#### Data supplied:

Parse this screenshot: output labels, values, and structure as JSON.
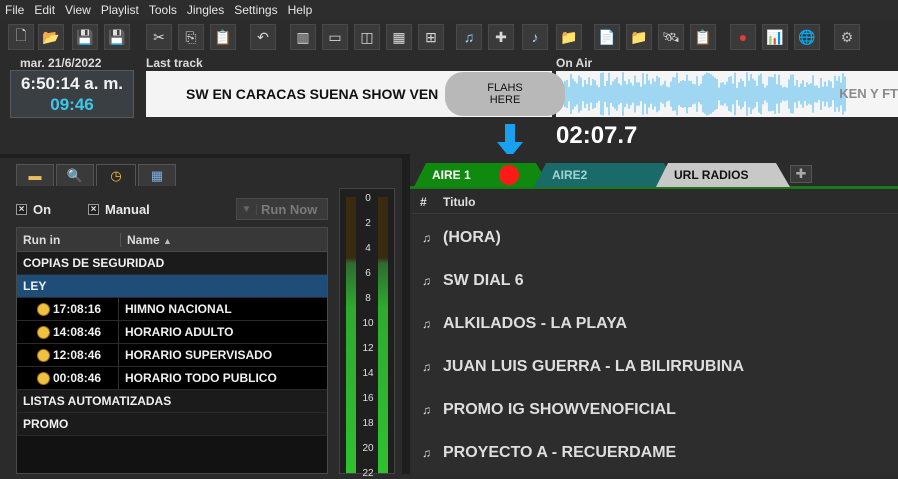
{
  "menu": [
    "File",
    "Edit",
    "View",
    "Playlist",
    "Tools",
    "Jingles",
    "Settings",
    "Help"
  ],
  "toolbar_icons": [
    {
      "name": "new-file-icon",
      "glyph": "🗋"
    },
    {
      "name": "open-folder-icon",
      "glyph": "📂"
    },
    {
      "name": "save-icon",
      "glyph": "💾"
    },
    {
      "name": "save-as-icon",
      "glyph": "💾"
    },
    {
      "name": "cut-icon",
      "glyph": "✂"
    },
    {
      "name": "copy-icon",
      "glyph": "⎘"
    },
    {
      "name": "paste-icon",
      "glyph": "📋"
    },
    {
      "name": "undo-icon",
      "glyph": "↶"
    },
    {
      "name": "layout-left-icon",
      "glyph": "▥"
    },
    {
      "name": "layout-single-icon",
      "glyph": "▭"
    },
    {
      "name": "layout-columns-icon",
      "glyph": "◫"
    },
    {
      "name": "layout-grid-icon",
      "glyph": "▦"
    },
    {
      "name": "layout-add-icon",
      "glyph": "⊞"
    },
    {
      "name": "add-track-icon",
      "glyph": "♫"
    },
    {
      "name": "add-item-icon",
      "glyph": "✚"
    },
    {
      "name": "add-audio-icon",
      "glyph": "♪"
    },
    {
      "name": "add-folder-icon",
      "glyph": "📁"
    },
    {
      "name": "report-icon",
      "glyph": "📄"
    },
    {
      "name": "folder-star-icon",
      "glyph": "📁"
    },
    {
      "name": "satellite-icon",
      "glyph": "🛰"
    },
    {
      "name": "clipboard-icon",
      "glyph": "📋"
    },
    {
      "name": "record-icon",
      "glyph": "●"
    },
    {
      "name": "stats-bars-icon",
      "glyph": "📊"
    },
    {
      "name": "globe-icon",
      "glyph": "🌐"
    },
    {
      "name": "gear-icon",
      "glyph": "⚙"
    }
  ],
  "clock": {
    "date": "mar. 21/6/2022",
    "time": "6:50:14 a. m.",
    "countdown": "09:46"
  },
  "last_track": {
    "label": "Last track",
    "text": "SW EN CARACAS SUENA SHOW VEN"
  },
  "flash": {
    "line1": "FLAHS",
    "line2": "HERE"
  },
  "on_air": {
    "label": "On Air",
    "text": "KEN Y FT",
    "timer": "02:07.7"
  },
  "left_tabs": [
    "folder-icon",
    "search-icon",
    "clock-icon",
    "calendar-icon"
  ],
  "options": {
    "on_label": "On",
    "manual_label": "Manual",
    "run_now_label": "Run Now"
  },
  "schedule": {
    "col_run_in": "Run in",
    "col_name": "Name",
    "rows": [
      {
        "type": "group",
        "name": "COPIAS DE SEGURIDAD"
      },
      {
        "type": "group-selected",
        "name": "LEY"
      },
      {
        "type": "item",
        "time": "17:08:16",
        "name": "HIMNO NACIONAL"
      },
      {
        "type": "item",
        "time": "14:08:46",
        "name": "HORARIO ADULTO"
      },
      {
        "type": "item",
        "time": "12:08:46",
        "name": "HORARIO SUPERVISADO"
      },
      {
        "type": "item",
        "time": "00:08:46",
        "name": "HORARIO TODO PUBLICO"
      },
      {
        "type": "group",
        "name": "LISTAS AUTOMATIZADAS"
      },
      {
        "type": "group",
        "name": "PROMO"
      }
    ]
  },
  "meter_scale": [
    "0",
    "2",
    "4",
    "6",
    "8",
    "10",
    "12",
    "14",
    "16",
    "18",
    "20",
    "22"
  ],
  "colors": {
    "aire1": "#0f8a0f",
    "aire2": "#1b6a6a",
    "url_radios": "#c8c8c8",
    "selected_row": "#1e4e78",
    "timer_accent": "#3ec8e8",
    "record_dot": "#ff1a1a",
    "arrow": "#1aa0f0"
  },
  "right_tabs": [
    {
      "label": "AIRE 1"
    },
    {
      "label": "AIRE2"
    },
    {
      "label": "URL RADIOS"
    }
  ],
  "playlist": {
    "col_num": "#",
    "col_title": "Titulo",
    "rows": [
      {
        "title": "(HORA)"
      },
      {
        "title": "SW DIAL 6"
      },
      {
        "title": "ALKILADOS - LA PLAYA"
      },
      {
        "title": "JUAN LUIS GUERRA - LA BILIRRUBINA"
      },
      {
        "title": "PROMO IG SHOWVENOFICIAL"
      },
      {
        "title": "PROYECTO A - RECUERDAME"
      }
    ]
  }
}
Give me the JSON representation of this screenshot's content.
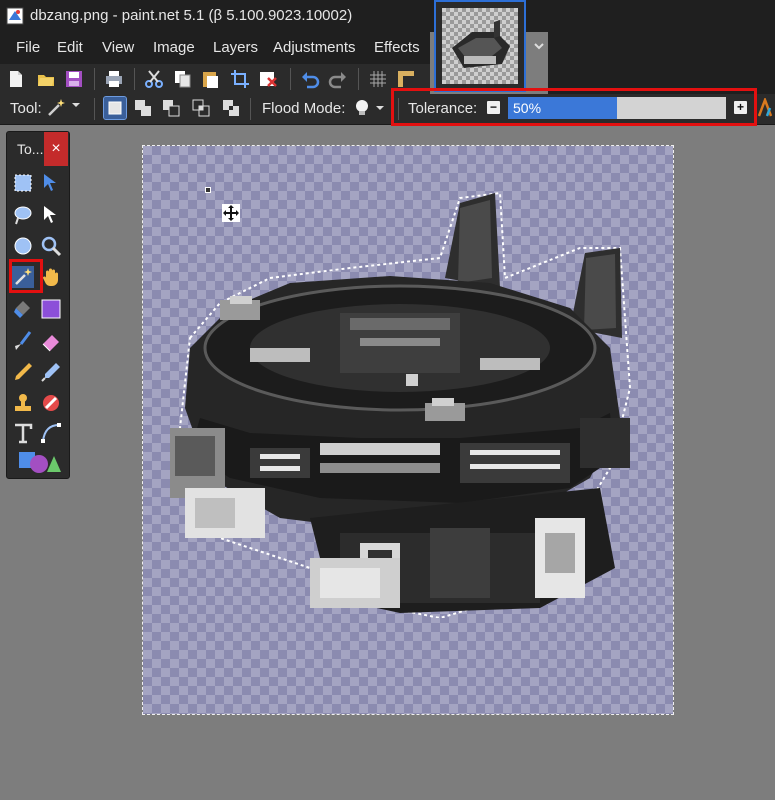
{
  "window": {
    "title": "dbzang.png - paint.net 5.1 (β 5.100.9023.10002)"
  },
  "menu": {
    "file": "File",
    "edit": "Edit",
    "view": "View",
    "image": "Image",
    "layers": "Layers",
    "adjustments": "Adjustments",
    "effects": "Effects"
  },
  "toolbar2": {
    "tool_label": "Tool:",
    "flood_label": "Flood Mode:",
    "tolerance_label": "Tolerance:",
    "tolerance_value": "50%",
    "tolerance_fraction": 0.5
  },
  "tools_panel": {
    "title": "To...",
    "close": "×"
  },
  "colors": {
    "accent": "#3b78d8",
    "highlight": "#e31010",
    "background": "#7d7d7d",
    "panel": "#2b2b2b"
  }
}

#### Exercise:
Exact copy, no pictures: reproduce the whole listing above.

#### Response for this exercise:
Parse this screenshot: output labels, values, and structure as JSON.
{
  "menu": [
    "File",
    "Edit",
    "View",
    "Playlist",
    "Tools",
    "Jingles",
    "Settings",
    "Help"
  ],
  "toolbar_icons": [
    {
      "name": "new-file-icon",
      "glyph": "🗋"
    },
    {
      "name": "open-folder-icon",
      "glyph": "📂"
    },
    {
      "name": "save-icon",
      "glyph": "💾"
    },
    {
      "name": "save-as-icon",
      "glyph": "💾"
    },
    {
      "name": "cut-icon",
      "glyph": "✂"
    },
    {
      "name": "copy-icon",
      "glyph": "⎘"
    },
    {
      "name": "paste-icon",
      "glyph": "📋"
    },
    {
      "name": "undo-icon",
      "glyph": "↶"
    },
    {
      "name": "layout-left-icon",
      "glyph": "▥"
    },
    {
      "name": "layout-single-icon",
      "glyph": "▭"
    },
    {
      "name": "layout-columns-icon",
      "glyph": "◫"
    },
    {
      "name": "layout-grid-icon",
      "glyph": "▦"
    },
    {
      "name": "layout-add-icon",
      "glyph": "⊞"
    },
    {
      "name": "add-track-icon",
      "glyph": "♫"
    },
    {
      "name": "add-item-icon",
      "glyph": "✚"
    },
    {
      "name": "add-audio-icon",
      "glyph": "♪"
    },
    {
      "name": "add-folder-icon",
      "glyph": "📁"
    },
    {
      "name": "report-icon",
      "glyph": "📄"
    },
    {
      "name": "folder-star-icon",
      "glyph": "📁"
    },
    {
      "name": "satellite-icon",
      "glyph": "🛰"
    },
    {
      "name": "clipboard-icon",
      "glyph": "📋"
    },
    {
      "name": "record-icon",
      "glyph": "●"
    },
    {
      "name": "stats-bars-icon",
      "glyph": "📊"
    },
    {
      "name": "globe-icon",
      "glyph": "🌐"
    },
    {
      "name": "gear-icon",
      "glyph": "⚙"
    }
  ],
  "clock": {
    "date": "mar. 21/6/2022",
    "time": "6:50:14 a. m.",
    "countdown": "09:46"
  },
  "last_track": {
    "label": "Last track",
    "text": "SW EN CARACAS SUENA SHOW VEN"
  },
  "flash": {
    "line1": "FLAHS",
    "line2": "HERE"
  },
  "on_air": {
    "label": "On Air",
    "text": "KEN Y FT",
    "timer": "02:07.7"
  },
  "left_tabs": [
    "folder-icon",
    "search-icon",
    "clock-icon",
    "calendar-icon"
  ],
  "options": {
    "on_label": "On",
    "manual_label": "Manual",
    "run_now_label": "Run Now"
  },
  "schedule": {
    "col_run_in": "Run in",
    "col_name": "Name",
    "rows": [
      {
        "type": "group",
        "name": "COPIAS DE SEGURIDAD"
      },
      {
        "type": "group-selected",
        "name": "LEY"
      },
      {
        "type": "item",
        "time": "17:08:16",
        "name": "HIMNO NACIONAL"
      },
      {
        "type": "item",
        "time": "14:08:46",
        "name": "HORARIO ADULTO"
      },
      {
        "type": "item",
        "time": "12:08:46",
        "name": "HORARIO SUPERVISADO"
      },
      {
        "type": "item",
        "time": "00:08:46",
        "name": "HORARIO TODO PUBLICO"
      },
      {
        "type": "group",
        "name": "LISTAS AUTOMATIZADAS"
      },
      {
        "type": "group",
        "name": "PROMO"
      }
    ]
  },
  "meter_scale": [
    "0",
    "2",
    "4",
    "6",
    "8",
    "10",
    "12",
    "14",
    "16",
    "18",
    "20",
    "22"
  ],
  "colors": {
    "aire1": "#0f8a0f",
    "aire2": "#1b6a6a",
    "url_radios": "#c8c8c8",
    "selected_row": "#1e4e78",
    "timer_accent": "#3ec8e8",
    "record_dot": "#ff1a1a",
    "arrow": "#1aa0f0"
  },
  "right_tabs": [
    {
      "label": "AIRE 1"
    },
    {
      "label": "AIRE2"
    },
    {
      "label": "URL RADIOS"
    }
  ],
  "playlist": {
    "col_num": "#",
    "col_title": "Titulo",
    "rows": [
      {
        "title": "(HORA)"
      },
      {
        "title": "SW DIAL 6"
      },
      {
        "title": "ALKILADOS - LA PLAYA"
      },
      {
        "title": "JUAN LUIS GUERRA - LA BILIRRUBINA"
      },
      {
        "title": "PROMO IG SHOWVENOFICIAL"
      },
      {
        "title": "PROYECTO A - RECUERDAME"
      }
    ]
  }
}
Give me the JSON representation of this screenshot's content.
{
  "window": {
    "title": "dbzang.png - paint.net 5.1 (β 5.100.9023.10002)"
  },
  "menu": {
    "file": "File",
    "edit": "Edit",
    "view": "View",
    "image": "Image",
    "layers": "Layers",
    "adjustments": "Adjustments",
    "effects": "Effects"
  },
  "toolbar2": {
    "tool_label": "Tool:",
    "flood_label": "Flood Mode:",
    "tolerance_label": "Tolerance:",
    "tolerance_value": "50%",
    "tolerance_fraction": 0.5
  },
  "tools_panel": {
    "title": "To...",
    "close": "×"
  },
  "colors": {
    "accent": "#3b78d8",
    "highlight": "#e31010",
    "background": "#7d7d7d",
    "panel": "#2b2b2b"
  }
}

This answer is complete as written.